If you know a caregiver of someone with Alzheimer's Disease, please take the time to stop and talk to them. If appropriate, check and see if you can assist them in some way. Today there are all kinds of programs, some free and some paid, for caregivers to have respite. Our church has one called The Club. Many state and county agencies can provide assistance, but most of all families with Alzheimer's need love from every day people. Prayers are always welcomed and this is something anyone can do!
If you know someone with Alzheimer's Disease, do not avoid them. Treat them like a human being. After all they really are! Do not embarrass them or shame them. Do not assume that because the wires are scrambled in their brains that they do not on some level understand how you are treating them. If appropriate give them a HUG! Sing to them the praises of the Lord. Read God's Word to them which is Living and Active! I am thoroughly convinced that people with brain disease and altered states of consciousness can still hear God speaking to them!
Please, if you lose your keys or misplace your papers, don't make a joke about having Alzheimer's Disease. It's a serious disease. It's no joke. And it certainly isn't funny.
Sadly, our society in general is very rude and lacking in their care of the elderly and anyone different. Alzheimer's Disease can strike anyone. It is not only the disease of the aged. My Grandmother likely began having symptoms in her late 40s. She died at the young age of 67. Alzheimer's is no respecter of race, age, bank account, creed or religion.
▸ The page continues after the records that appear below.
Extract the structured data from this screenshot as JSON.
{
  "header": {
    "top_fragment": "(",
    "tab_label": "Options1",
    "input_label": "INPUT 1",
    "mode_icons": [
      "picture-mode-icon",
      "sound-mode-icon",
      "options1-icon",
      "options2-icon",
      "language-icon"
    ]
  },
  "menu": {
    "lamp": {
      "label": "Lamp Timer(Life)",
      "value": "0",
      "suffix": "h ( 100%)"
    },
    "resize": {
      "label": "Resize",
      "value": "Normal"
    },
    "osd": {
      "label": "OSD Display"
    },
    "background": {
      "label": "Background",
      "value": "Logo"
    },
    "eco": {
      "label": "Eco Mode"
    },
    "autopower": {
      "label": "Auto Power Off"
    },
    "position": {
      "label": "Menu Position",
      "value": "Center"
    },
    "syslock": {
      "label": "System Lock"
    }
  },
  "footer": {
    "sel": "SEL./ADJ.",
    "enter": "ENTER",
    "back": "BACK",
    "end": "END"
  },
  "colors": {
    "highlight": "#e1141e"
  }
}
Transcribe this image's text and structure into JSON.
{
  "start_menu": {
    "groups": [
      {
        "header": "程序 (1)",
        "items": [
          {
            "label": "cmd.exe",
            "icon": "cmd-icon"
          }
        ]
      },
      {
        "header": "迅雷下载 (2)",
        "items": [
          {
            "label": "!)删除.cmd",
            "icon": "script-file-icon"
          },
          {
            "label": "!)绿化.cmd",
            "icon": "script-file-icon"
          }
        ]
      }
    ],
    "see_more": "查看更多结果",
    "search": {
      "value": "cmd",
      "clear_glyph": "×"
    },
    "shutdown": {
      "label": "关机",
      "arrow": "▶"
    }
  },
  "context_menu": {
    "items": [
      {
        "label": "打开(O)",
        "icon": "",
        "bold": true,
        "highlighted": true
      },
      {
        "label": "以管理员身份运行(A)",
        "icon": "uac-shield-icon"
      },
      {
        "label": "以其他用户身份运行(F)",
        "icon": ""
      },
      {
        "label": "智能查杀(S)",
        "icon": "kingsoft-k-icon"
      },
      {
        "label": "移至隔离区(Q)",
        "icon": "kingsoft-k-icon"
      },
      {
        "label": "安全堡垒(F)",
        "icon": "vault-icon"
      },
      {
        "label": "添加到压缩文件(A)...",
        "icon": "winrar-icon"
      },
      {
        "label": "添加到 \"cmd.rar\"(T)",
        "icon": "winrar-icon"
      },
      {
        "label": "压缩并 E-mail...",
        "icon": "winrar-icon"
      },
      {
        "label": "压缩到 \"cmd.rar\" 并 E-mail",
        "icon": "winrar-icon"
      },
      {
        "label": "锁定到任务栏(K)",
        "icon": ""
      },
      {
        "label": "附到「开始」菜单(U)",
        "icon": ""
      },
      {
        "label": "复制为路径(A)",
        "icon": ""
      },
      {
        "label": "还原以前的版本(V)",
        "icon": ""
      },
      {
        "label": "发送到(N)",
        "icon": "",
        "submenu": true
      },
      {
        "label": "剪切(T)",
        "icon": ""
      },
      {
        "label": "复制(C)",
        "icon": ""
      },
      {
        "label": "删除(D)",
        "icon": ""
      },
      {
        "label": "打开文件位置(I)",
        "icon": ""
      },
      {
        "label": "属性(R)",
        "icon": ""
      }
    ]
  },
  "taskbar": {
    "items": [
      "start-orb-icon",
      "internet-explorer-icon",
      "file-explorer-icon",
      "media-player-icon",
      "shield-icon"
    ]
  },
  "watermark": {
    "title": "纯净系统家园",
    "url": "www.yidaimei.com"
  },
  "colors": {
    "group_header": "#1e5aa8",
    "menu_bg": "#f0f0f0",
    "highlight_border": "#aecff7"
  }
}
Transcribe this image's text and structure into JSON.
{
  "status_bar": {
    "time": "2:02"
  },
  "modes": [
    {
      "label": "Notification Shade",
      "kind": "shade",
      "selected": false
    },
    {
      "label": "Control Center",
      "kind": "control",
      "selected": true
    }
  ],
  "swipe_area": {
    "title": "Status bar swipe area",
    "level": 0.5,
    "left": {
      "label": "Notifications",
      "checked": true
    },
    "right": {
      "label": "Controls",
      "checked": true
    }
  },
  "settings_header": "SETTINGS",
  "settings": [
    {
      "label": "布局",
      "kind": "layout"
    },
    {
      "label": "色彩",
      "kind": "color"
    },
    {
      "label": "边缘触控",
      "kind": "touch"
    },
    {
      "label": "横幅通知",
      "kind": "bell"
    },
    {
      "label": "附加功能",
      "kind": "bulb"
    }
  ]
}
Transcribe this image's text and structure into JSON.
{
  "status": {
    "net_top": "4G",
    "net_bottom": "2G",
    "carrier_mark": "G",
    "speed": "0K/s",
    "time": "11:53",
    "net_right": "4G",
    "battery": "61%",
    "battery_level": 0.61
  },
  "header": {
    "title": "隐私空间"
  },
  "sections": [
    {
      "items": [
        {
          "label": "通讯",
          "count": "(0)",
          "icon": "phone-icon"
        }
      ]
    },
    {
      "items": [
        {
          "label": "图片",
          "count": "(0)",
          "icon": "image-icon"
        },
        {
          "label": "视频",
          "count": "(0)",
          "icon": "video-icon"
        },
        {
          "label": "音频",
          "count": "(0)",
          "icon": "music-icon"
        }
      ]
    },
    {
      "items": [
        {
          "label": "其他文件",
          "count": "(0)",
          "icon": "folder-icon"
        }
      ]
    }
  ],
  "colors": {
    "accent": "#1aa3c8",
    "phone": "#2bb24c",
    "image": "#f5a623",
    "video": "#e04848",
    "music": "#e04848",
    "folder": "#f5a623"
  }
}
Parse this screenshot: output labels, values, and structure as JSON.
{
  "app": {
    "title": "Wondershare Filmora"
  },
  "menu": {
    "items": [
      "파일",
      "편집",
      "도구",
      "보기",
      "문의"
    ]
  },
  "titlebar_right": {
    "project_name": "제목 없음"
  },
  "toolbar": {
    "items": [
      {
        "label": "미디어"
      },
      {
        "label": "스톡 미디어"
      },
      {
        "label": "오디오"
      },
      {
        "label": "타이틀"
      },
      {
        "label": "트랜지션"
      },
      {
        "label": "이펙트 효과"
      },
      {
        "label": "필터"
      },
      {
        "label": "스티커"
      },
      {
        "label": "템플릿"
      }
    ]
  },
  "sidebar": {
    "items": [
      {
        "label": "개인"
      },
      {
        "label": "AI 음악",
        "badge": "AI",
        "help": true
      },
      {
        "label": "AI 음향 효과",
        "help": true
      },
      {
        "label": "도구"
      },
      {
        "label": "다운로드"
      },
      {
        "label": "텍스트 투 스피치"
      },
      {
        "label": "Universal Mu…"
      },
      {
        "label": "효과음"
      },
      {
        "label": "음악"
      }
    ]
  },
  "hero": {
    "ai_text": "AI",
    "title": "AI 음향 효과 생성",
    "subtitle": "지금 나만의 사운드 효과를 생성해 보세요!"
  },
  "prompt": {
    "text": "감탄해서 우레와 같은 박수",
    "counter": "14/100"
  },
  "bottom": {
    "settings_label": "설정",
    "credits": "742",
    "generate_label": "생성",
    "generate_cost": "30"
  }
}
There is some evidence that an active brain can prolong the onset of symptoms. Knitting is one of the activities that can be helpful! But there are no guarantees. The medical community doesn't know as much as they would like to about Alzheimer's Disease, but there is at least one type which is hereditary. That is a scary sentence for those of us who have lost loved ones in the fog. My neurologist told me that the testing is not generally advised unless Alzheimer's Disease is suspected as a diagnosis because a person could have the gene and never have the disease. Having a positive result could cause a person to live in terrifying fear. So, I have not been tested and likely never will.
A good read about Alzheimer's Disease is Aging With Grace, which chronicles the Nun Study. And a fiction film from Billy Graham's World Wide Pictures, A Vow To Cherish, is a heart wrenching portrayal of early onset Alzheimer's Disease as well as an example of how love is an action, not a feeling.
I hope you never experience it in your family or in your person. But, if you do, please do not isolate yourself. You are not alone. People care. Sometimes people don't know what to say. Sometimes they are afraid. But don't try to go it alone. And by all means, don't try to do it without God!
Today, Grandma, I remember YOU for all those whose memories are buried. Today I lifted my voice and hands to Heaven as I sang and I remembered you.